▶ _Exercise objective_
Give the records again exactly, with every character kept.

▶ _Provided records_

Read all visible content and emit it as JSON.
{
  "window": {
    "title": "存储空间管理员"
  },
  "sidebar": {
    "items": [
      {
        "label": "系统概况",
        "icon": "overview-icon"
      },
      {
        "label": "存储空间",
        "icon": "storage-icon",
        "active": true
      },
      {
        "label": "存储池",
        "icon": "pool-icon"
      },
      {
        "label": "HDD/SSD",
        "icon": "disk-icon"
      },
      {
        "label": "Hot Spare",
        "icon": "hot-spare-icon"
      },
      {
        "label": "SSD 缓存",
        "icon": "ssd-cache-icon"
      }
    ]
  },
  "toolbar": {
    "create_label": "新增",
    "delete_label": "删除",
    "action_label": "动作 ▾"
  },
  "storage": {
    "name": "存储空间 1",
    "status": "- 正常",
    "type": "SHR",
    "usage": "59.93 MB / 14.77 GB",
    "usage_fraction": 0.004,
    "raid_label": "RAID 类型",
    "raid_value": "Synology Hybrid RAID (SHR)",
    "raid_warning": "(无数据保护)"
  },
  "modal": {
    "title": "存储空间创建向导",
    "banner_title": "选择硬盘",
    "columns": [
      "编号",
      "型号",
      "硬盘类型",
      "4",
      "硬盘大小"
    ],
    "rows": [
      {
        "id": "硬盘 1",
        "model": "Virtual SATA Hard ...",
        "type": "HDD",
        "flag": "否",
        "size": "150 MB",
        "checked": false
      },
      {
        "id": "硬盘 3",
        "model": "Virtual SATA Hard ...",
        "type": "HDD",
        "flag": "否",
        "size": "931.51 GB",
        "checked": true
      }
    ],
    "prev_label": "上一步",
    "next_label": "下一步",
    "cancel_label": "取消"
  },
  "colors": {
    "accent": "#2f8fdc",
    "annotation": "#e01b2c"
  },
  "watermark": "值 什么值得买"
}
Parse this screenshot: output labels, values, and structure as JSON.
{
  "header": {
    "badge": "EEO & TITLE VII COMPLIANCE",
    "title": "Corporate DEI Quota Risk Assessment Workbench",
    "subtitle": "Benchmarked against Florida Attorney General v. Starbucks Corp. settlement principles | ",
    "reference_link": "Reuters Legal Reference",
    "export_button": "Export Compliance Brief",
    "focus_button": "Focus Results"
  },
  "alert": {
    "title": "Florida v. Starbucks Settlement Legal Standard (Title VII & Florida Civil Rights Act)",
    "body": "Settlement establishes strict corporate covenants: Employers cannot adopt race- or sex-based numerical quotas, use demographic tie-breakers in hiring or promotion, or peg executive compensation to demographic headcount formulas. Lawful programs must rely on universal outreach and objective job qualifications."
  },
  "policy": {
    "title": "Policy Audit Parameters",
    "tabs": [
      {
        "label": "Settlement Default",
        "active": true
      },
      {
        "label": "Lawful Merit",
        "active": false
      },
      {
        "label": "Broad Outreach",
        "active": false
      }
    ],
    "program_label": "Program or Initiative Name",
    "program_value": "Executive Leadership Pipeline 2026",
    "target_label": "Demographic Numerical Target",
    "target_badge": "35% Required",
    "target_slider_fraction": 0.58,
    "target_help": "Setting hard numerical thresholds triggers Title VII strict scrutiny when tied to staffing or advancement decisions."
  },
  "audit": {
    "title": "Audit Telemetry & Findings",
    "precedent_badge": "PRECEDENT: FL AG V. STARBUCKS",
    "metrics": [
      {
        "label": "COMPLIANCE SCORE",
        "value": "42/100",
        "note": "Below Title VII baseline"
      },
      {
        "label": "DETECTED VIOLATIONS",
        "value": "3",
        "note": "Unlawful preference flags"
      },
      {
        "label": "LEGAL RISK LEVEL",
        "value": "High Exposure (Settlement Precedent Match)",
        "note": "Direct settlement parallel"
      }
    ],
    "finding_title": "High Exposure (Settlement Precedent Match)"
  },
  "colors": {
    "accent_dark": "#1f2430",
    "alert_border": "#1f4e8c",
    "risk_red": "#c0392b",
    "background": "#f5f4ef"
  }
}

▶ _Output for this exercise_
Read all visible content and emit it as JSON.
{
  "window": {
    "title": "存储空间管理员"
  },
  "sidebar": {
    "items": [
      {
        "label": "系统概况",
        "icon": "overview-icon"
      },
      {
        "label": "存储空间",
        "icon": "storage-icon",
        "active": true
      },
      {
        "label": "存储池",
        "icon": "pool-icon"
      },
      {
        "label": "HDD/SSD",
        "icon": "disk-icon"
      },
      {
        "label": "Hot Spare",
        "icon": "hot-spare-icon"
      },
      {
        "label": "SSD 缓存",
        "icon": "ssd-cache-icon"
      }
    ]
  },
  "toolbar": {
    "create_label": "新增",
    "delete_label": "删除",
    "action_label": "动作 ▾"
  },
  "storage": {
    "name": "存储空间 1",
    "status": "- 正常",
    "type": "SHR",
    "usage": "59.93 MB / 14.77 GB",
    "usage_fraction": 0.004,
    "raid_label": "RAID 类型",
    "raid_value": "Synology Hybrid RAID (SHR)",
    "raid_warning": "(无数据保护)"
  },
  "modal": {
    "title": "存储空间创建向导",
    "banner_title": "选择硬盘",
    "columns": [
      "编号",
      "型号",
      "硬盘类型",
      "4",
      "硬盘大小"
    ],
    "rows": [
      {
        "id": "硬盘 1",
        "model": "Virtual SATA Hard ...",
        "type": "HDD",
        "flag": "否",
        "size": "150 MB",
        "checked": false
      },
      {
        "id": "硬盘 3",
        "model": "Virtual SATA Hard ...",
        "type": "HDD",
        "flag": "否",
        "size": "931.51 GB",
        "checked": true
      }
    ],
    "prev_label": "上一步",
    "next_label": "下一步",
    "cancel_label": "取消"
  },
  "colors": {
    "accent": "#2f8fdc",
    "annotation": "#e01b2c"
  },
  "watermark": "值 什么值得买"
}
Parse this screenshot: output labels, values, and structure as JSON.
{
  "header": {
    "badge": "EEO & TITLE VII COMPLIANCE",
    "title": "Corporate DEI Quota Risk Assessment Workbench",
    "subtitle": "Benchmarked against Florida Attorney General v. Starbucks Corp. settlement principles | ",
    "reference_link": "Reuters Legal Reference",
    "export_button": "Export Compliance Brief",
    "focus_button": "Focus Results"
  },
  "alert": {
    "title": "Florida v. Starbucks Settlement Legal Standard (Title VII & Florida Civil Rights Act)",
    "body": "Settlement establishes strict corporate covenants: Employers cannot adopt race- or sex-based numerical quotas, use demographic tie-breakers in hiring or promotion, or peg executive compensation to demographic headcount formulas. Lawful programs must rely on universal outreach and objective job qualifications."
  },
  "policy": {
    "title": "Policy Audit Parameters",
    "tabs": [
      {
        "label": "Settlement Default",
        "active": true
      },
      {
        "label": "Lawful Merit",
        "active": false
      },
      {
        "label": "Broad Outreach",
        "active": false
      }
    ],
    "program_label": "Program or Initiative Name",
    "program_value": "Executive Leadership Pipeline 2026",
    "target_label": "Demographic Numerical Target",
    "target_badge": "35% Required",
    "target_slider_fraction": 0.58,
    "target_help": "Setting hard numerical thresholds triggers Title VII strict scrutiny when tied to staffing or advancement decisions."
  },
  "audit": {
    "title": "Audit Telemetry & Findings",
    "precedent_badge": "PRECEDENT: FL AG V. STARBUCKS",
    "metrics": [
      {
        "label": "COMPLIANCE SCORE",
        "value": "42/100",
        "note": "Below Title VII baseline"
      },
      {
        "label": "DETECTED VIOLATIONS",
        "value": "3",
        "note": "Unlawful preference flags"
      },
      {
        "label": "LEGAL RISK LEVEL",
        "value": "High Exposure (Settlement Precedent Match)",
        "note": "Direct settlement parallel"
      }
    ],
    "finding_title": "High Exposure (Settlement Precedent Match)"
  },
  "colors": {
    "accent_dark": "#1f2430",
    "alert_border": "#1f4e8c",
    "risk_red": "#c0392b",
    "background": "#f5f4ef"
  }
}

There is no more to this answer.